The second clip featured the Arcade Fire on stage, this time with U2, whom they toured with recently. They were performing Joy Division’s “Love Will Tear Us Apart” – a song that alone makes up for all of the cheesy synthesizer moves in pop music over the years. But no one was playing a synthesizer in this clip. It was just a bunch of people playing a song they loved with the instruments at hand.
So in the space of two clips, they pulled together four strands of “passionate music”. That should be a redundant term - music is supposed to be passionate, and many artists spend a lot of time trying to simulate it. (I’m no purest, though. I’ll take a good fake over genuine garbage any day.) So whatever you may think of the artists in question, I’m willing to believe that they mean it – that they put it on the line every time.

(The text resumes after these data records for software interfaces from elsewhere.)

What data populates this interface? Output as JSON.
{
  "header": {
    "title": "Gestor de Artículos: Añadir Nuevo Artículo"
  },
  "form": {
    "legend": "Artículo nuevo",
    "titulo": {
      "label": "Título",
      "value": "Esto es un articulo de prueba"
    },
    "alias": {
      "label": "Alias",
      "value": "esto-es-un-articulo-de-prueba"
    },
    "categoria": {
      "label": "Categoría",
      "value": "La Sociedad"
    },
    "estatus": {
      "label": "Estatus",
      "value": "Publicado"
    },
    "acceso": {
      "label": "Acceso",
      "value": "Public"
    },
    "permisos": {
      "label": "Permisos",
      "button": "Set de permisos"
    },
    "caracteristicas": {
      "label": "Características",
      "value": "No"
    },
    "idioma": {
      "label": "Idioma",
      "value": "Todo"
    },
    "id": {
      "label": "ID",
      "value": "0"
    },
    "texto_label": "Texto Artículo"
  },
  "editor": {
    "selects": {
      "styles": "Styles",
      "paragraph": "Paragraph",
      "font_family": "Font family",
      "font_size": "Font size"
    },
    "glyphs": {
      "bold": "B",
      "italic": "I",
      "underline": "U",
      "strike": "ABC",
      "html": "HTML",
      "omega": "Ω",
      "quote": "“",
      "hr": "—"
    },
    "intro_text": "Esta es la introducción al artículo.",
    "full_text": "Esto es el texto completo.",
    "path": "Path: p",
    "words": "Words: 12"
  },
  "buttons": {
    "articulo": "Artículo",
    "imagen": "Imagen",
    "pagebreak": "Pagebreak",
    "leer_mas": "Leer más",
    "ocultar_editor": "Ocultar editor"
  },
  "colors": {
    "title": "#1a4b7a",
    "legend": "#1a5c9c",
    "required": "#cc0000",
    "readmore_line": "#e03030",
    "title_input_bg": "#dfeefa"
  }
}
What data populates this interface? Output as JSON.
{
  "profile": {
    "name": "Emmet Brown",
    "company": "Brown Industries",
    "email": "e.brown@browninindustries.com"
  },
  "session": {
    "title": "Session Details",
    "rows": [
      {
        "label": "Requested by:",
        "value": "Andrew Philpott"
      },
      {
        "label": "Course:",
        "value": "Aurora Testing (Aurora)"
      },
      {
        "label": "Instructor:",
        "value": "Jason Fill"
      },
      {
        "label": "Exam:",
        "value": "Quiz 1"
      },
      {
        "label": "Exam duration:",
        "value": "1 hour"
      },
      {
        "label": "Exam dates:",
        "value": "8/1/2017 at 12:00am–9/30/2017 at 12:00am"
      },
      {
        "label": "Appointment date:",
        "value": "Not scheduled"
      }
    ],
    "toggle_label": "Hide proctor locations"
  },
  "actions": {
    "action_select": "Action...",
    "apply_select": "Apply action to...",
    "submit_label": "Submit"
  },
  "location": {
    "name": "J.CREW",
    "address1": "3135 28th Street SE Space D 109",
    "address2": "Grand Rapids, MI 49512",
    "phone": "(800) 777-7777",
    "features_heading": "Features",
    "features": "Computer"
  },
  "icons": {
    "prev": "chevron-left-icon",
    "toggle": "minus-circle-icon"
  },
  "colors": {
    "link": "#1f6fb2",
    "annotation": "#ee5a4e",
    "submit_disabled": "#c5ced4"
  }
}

I like clever as much as the next guy. Funny is good, too. Loud and fast is great. But passionate is best. It burns out, it doesn’t rust.
Such artists are easy to spoof, but that’s the risk they take and I deeply respect them for it. And Arcade Fire, fits right into this category. There are parts on both of their albums when it seems like the singer has gone off the deep end, and the band is right there behind him. This can seem ridiculous at times, but that’s the high wire act they perform on.
Their first record, “Funeral”, could remind you of early Talking Heads, carrying on that grand tradition bands led by complete lunatics. Win
But there are several quieter moments, like “
I do like the second one a lot, too, but it’s more like a Springsteen or U2 album, and I miss the quirkiness. I think the problem with it is epitomized by “Intervention”, which begins with a church organ. It’s hard to rev it up further when that’s your starting point. It’s a perfectly good song, and I suspect that it’s brilliant when played live.
“Neon Bible” does have its great moments like “Keep the Car Running” and “No Cars Go”. The finale, “My Body is a Cage”, is fine, but it’s got that damned church organ. “Funeral”s finale - “In the Backseat” – by contrast, settles for a rock-and-roll-with-violin arrangement to much greater effect. And this is the other reason why “Funeral” is the better album. The instrumentation is more limited, but they do more with it.
But maybe I’m mistaken. Perhaps number two has a more powerful overall sound. The issues are less private and more political. Maybe that will resonate more with you than with me.
In any case, the Arcade Fire reach for, and often achieve, a level of emotional urgency are that are undeniable. In this day of calculated effect, they will not settle for entertaining you. Judging from the video clips I saw, their concerts are transcendent.